Work instructions. Copy the records that follow exactly, leaving nothing out.

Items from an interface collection
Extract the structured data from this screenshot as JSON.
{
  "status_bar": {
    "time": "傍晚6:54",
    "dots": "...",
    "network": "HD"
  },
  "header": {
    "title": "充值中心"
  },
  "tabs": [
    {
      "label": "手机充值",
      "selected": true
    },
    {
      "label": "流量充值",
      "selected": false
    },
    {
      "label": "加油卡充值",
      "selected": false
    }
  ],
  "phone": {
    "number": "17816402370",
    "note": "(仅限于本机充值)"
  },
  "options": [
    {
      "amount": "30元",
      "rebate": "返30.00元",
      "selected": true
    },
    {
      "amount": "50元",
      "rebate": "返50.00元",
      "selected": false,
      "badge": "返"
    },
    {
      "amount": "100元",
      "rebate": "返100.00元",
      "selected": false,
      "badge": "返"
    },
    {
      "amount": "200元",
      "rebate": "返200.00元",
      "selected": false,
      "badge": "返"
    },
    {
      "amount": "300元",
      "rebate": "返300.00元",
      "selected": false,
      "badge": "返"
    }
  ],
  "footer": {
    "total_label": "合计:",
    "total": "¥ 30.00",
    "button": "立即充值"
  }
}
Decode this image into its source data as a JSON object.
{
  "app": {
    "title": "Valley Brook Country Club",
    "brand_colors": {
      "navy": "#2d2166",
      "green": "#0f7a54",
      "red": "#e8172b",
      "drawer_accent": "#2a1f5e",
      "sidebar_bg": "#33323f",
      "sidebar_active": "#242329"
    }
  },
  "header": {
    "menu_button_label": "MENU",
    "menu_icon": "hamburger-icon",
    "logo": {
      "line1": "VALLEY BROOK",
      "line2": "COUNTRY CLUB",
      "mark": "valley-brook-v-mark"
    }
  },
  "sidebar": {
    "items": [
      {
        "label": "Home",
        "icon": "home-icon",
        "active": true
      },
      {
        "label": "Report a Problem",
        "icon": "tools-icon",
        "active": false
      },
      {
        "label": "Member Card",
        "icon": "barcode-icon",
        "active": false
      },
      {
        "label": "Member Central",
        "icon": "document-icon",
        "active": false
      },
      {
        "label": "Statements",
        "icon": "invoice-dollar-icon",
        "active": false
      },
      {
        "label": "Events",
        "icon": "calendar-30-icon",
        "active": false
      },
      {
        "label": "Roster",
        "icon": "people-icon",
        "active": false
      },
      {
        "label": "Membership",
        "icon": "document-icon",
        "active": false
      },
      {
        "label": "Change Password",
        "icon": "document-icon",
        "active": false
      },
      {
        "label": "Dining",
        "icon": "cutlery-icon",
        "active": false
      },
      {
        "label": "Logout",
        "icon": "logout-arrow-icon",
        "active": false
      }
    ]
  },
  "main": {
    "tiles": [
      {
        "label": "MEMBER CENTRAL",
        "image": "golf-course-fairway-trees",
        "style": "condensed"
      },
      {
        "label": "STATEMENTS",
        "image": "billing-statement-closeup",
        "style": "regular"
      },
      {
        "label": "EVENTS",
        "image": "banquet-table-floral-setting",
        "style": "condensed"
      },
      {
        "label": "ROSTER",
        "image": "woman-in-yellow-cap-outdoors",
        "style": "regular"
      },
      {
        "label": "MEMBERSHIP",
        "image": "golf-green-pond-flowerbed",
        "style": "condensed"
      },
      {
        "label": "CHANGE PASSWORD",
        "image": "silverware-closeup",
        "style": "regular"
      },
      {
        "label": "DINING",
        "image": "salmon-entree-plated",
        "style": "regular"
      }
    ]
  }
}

Task result.
Extract the structured data from this screenshot as JSON.
{
  "status_bar": {
    "time": "傍晚6:54",
    "dots": "...",
    "network": "HD"
  },
  "header": {
    "title": "充值中心"
  },
  "tabs": [
    {
      "label": "手机充值",
      "selected": true
    },
    {
      "label": "流量充值",
      "selected": false
    },
    {
      "label": "加油卡充值",
      "selected": false
    }
  ],
  "phone": {
    "number": "17816402370",
    "note": "(仅限于本机充值)"
  },
  "options": [
    {
      "amount": "30元",
      "rebate": "返30.00元",
      "selected": true
    },
    {
      "amount": "50元",
      "rebate": "返50.00元",
      "selected": false,
      "badge": "返"
    },
    {
      "amount": "100元",
      "rebate": "返100.00元",
      "selected": false,
      "badge": "返"
    },
    {
      "amount": "200元",
      "rebate": "返200.00元",
      "selected": false,
      "badge": "返"
    },
    {
      "amount": "300元",
      "rebate": "返300.00元",
      "selected": false,
      "badge": "返"
    }
  ],
  "footer": {
    "total_label": "合计:",
    "total": "¥ 30.00",
    "button": "立即充值"
  }
}
Decode this image into its source data as a JSON object.
{
  "app": {
    "title": "Valley Brook Country Club",
    "brand_colors": {
      "navy": "#2d2166",
      "green": "#0f7a54",
      "red": "#e8172b",
      "drawer_accent": "#2a1f5e",
      "sidebar_bg": "#33323f",
      "sidebar_active": "#242329"
    }
  },
  "header": {
    "menu_button_label": "MENU",
    "menu_icon": "hamburger-icon",
    "logo": {
      "line1": "VALLEY BROOK",
      "line2": "COUNTRY CLUB",
      "mark": "valley-brook-v-mark"
    }
  },
  "sidebar": {
    "items": [
      {
        "label": "Home",
        "icon": "home-icon",
        "active": true
      },
      {
        "label": "Report a Problem",
        "icon": "tools-icon",
        "active": false
      },
      {
        "label": "Member Card",
        "icon": "barcode-icon",
        "active": false
      },
      {
        "label": "Member Central",
        "icon": "document-icon",
        "active": false
      },
      {
        "label": "Statements",
        "icon": "invoice-dollar-icon",
        "active": false
      },
      {
        "label": "Events",
        "icon": "calendar-30-icon",
        "active": false
      },
      {
        "label": "Roster",
        "icon": "people-icon",
        "active": false
      },
      {
        "label": "Membership",
        "icon": "document-icon",
        "active": false
      },
      {
        "label": "Change Password",
        "icon": "document-icon",
        "active": false
      },
      {
        "label": "Dining",
        "icon": "cutlery-icon",
        "active": false
      },
      {
        "label": "Logout",
        "icon": "logout-arrow-icon",
        "active": false
      }
    ]
  },
  "main": {
    "tiles": [
      {
        "label": "MEMBER CENTRAL",
        "image": "golf-course-fairway-trees",
        "style": "condensed"
      },
      {
        "label": "STATEMENTS",
        "image": "billing-statement-closeup",
        "style": "regular"
      },
      {
        "label": "EVENTS",
        "image": "banquet-table-floral-setting",
        "style": "condensed"
      },
      {
        "label": "ROSTER",
        "image": "woman-in-yellow-cap-outdoors",
        "style": "regular"
      },
      {
        "label": "MEMBERSHIP",
        "image": "golf-green-pond-flowerbed",
        "style": "condensed"
      },
      {
        "label": "CHANGE PASSWORD",
        "image": "silverware-closeup",
        "style": "regular"
      },
      {
        "label": "DINING",
        "image": "salmon-entree-plated",
        "style": "regular"
      }
    ]
  }
}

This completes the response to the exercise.